--- START ---

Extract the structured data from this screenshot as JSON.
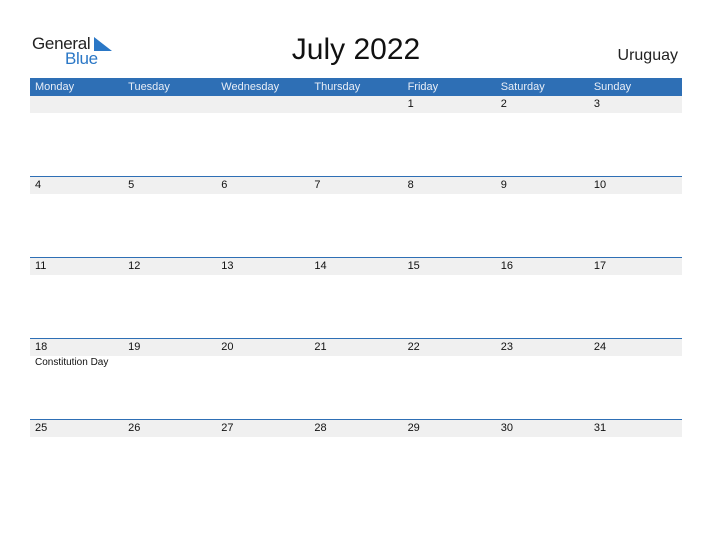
{
  "logo": {
    "general": "General",
    "blue": "Blue"
  },
  "title": "July 2022",
  "country": "Uruguay",
  "weekdays": [
    "Monday",
    "Tuesday",
    "Wednesday",
    "Thursday",
    "Friday",
    "Saturday",
    "Sunday"
  ],
  "weeks": [
    {
      "days": [
        "",
        "",
        "",
        "",
        "1",
        "2",
        "3"
      ],
      "notes": [
        "",
        "",
        "",
        "",
        "",
        "",
        ""
      ]
    },
    {
      "days": [
        "4",
        "5",
        "6",
        "7",
        "8",
        "9",
        "10"
      ],
      "notes": [
        "",
        "",
        "",
        "",
        "",
        "",
        ""
      ]
    },
    {
      "days": [
        "11",
        "12",
        "13",
        "14",
        "15",
        "16",
        "17"
      ],
      "notes": [
        "",
        "",
        "",
        "",
        "",
        "",
        ""
      ]
    },
    {
      "days": [
        "18",
        "19",
        "20",
        "21",
        "22",
        "23",
        "24"
      ],
      "notes": [
        "Constitution Day",
        "",
        "",
        "",
        "",
        "",
        ""
      ]
    },
    {
      "days": [
        "25",
        "26",
        "27",
        "28",
        "29",
        "30",
        "31"
      ],
      "notes": [
        "",
        "",
        "",
        "",
        "",
        "",
        ""
      ]
    }
  ],
  "colors": {
    "accent": "#2e6fb5",
    "logo_blue": "#2a77c6",
    "date_bar": "#f0f0f0"
  }
}
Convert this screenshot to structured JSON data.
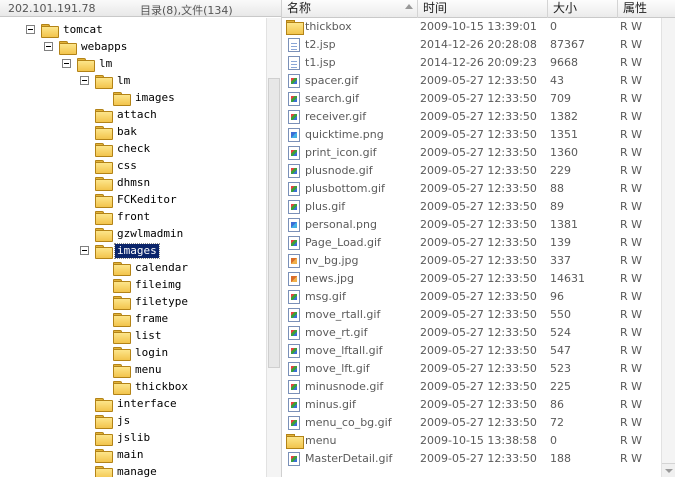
{
  "header": {
    "ip": "202.101.191.78",
    "counts": "目录(8),文件(134)"
  },
  "tree": [
    {
      "label": "tomcat",
      "expander": true,
      "selected": false
    },
    {
      "label": "webapps",
      "expander": true,
      "selected": false
    },
    {
      "label": "lm",
      "expander": true,
      "selected": false
    },
    {
      "label": "lm",
      "expander": true,
      "selected": false
    },
    {
      "label": "images",
      "expander": false,
      "selected": false
    },
    {
      "label": "attach",
      "expander": false,
      "selected": false
    },
    {
      "label": "bak",
      "expander": false,
      "selected": false
    },
    {
      "label": "check",
      "expander": false,
      "selected": false
    },
    {
      "label": "css",
      "expander": false,
      "selected": false
    },
    {
      "label": "dhmsn",
      "expander": false,
      "selected": false
    },
    {
      "label": "FCKeditor",
      "expander": false,
      "selected": false
    },
    {
      "label": "front",
      "expander": false,
      "selected": false
    },
    {
      "label": "gzwlmadmin",
      "expander": false,
      "selected": false
    },
    {
      "label": "images",
      "expander": true,
      "selected": true
    },
    {
      "label": "calendar",
      "expander": false,
      "selected": false
    },
    {
      "label": "fileimg",
      "expander": false,
      "selected": false
    },
    {
      "label": "filetype",
      "expander": false,
      "selected": false
    },
    {
      "label": "frame",
      "expander": false,
      "selected": false
    },
    {
      "label": "list",
      "expander": false,
      "selected": false
    },
    {
      "label": "login",
      "expander": false,
      "selected": false
    },
    {
      "label": "menu",
      "expander": false,
      "selected": false
    },
    {
      "label": "thickbox",
      "expander": false,
      "selected": false
    },
    {
      "label": "interface",
      "expander": false,
      "selected": false
    },
    {
      "label": "js",
      "expander": false,
      "selected": false
    },
    {
      "label": "jslib",
      "expander": false,
      "selected": false
    },
    {
      "label": "main",
      "expander": false,
      "selected": false
    },
    {
      "label": "manage",
      "expander": false,
      "selected": false
    }
  ],
  "columns": {
    "name": "名称",
    "time": "时间",
    "size": "大小",
    "attr": "属性"
  },
  "files": [
    {
      "icon": "folder",
      "name": "thickbox",
      "time": "2009-10-15 13:39:01",
      "size": "0",
      "attr": "R W"
    },
    {
      "icon": "jsp",
      "name": "t2.jsp",
      "time": "2014-12-26 20:28:08",
      "size": "87367",
      "attr": "R W"
    },
    {
      "icon": "jsp",
      "name": "t1.jsp",
      "time": "2014-12-26 20:09:23",
      "size": "9668",
      "attr": "R W"
    },
    {
      "icon": "gif",
      "name": "spacer.gif",
      "time": "2009-05-27 12:33:50",
      "size": "43",
      "attr": "R W"
    },
    {
      "icon": "gif",
      "name": "search.gif",
      "time": "2009-05-27 12:33:50",
      "size": "709",
      "attr": "R W"
    },
    {
      "icon": "gif",
      "name": "receiver.gif",
      "time": "2009-05-27 12:33:50",
      "size": "1382",
      "attr": "R W"
    },
    {
      "icon": "png",
      "name": "quicktime.png",
      "time": "2009-05-27 12:33:50",
      "size": "1351",
      "attr": "R W"
    },
    {
      "icon": "gif",
      "name": "print_icon.gif",
      "time": "2009-05-27 12:33:50",
      "size": "1360",
      "attr": "R W"
    },
    {
      "icon": "gif",
      "name": "plusnode.gif",
      "time": "2009-05-27 12:33:50",
      "size": "229",
      "attr": "R W"
    },
    {
      "icon": "gif",
      "name": "plusbottom.gif",
      "time": "2009-05-27 12:33:50",
      "size": "88",
      "attr": "R W"
    },
    {
      "icon": "gif",
      "name": "plus.gif",
      "time": "2009-05-27 12:33:50",
      "size": "89",
      "attr": "R W"
    },
    {
      "icon": "png",
      "name": "personal.png",
      "time": "2009-05-27 12:33:50",
      "size": "1381",
      "attr": "R W"
    },
    {
      "icon": "gif",
      "name": "Page_Load.gif",
      "time": "2009-05-27 12:33:50",
      "size": "139",
      "attr": "R W"
    },
    {
      "icon": "jpg",
      "name": "nv_bg.jpg",
      "time": "2009-05-27 12:33:50",
      "size": "337",
      "attr": "R W"
    },
    {
      "icon": "jpg",
      "name": "news.jpg",
      "time": "2009-05-27 12:33:50",
      "size": "14631",
      "attr": "R W"
    },
    {
      "icon": "gif",
      "name": "msg.gif",
      "time": "2009-05-27 12:33:50",
      "size": "96",
      "attr": "R W"
    },
    {
      "icon": "gif",
      "name": "move_rtall.gif",
      "time": "2009-05-27 12:33:50",
      "size": "550",
      "attr": "R W"
    },
    {
      "icon": "gif",
      "name": "move_rt.gif",
      "time": "2009-05-27 12:33:50",
      "size": "524",
      "attr": "R W"
    },
    {
      "icon": "gif",
      "name": "move_lftall.gif",
      "time": "2009-05-27 12:33:50",
      "size": "547",
      "attr": "R W"
    },
    {
      "icon": "gif",
      "name": "move_lft.gif",
      "time": "2009-05-27 12:33:50",
      "size": "523",
      "attr": "R W"
    },
    {
      "icon": "gif",
      "name": "minusnode.gif",
      "time": "2009-05-27 12:33:50",
      "size": "225",
      "attr": "R W"
    },
    {
      "icon": "gif",
      "name": "minus.gif",
      "time": "2009-05-27 12:33:50",
      "size": "86",
      "attr": "R W"
    },
    {
      "icon": "gif",
      "name": "menu_co_bg.gif",
      "time": "2009-05-27 12:33:50",
      "size": "72",
      "attr": "R W"
    },
    {
      "icon": "folder",
      "name": "menu",
      "time": "2009-10-15 13:38:58",
      "size": "0",
      "attr": "R W"
    },
    {
      "icon": "gif",
      "name": "MasterDetail.gif",
      "time": "2009-05-27 12:33:50",
      "size": "188",
      "attr": "R W"
    }
  ]
}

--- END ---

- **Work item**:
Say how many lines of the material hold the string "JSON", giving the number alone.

- **Task output**:
2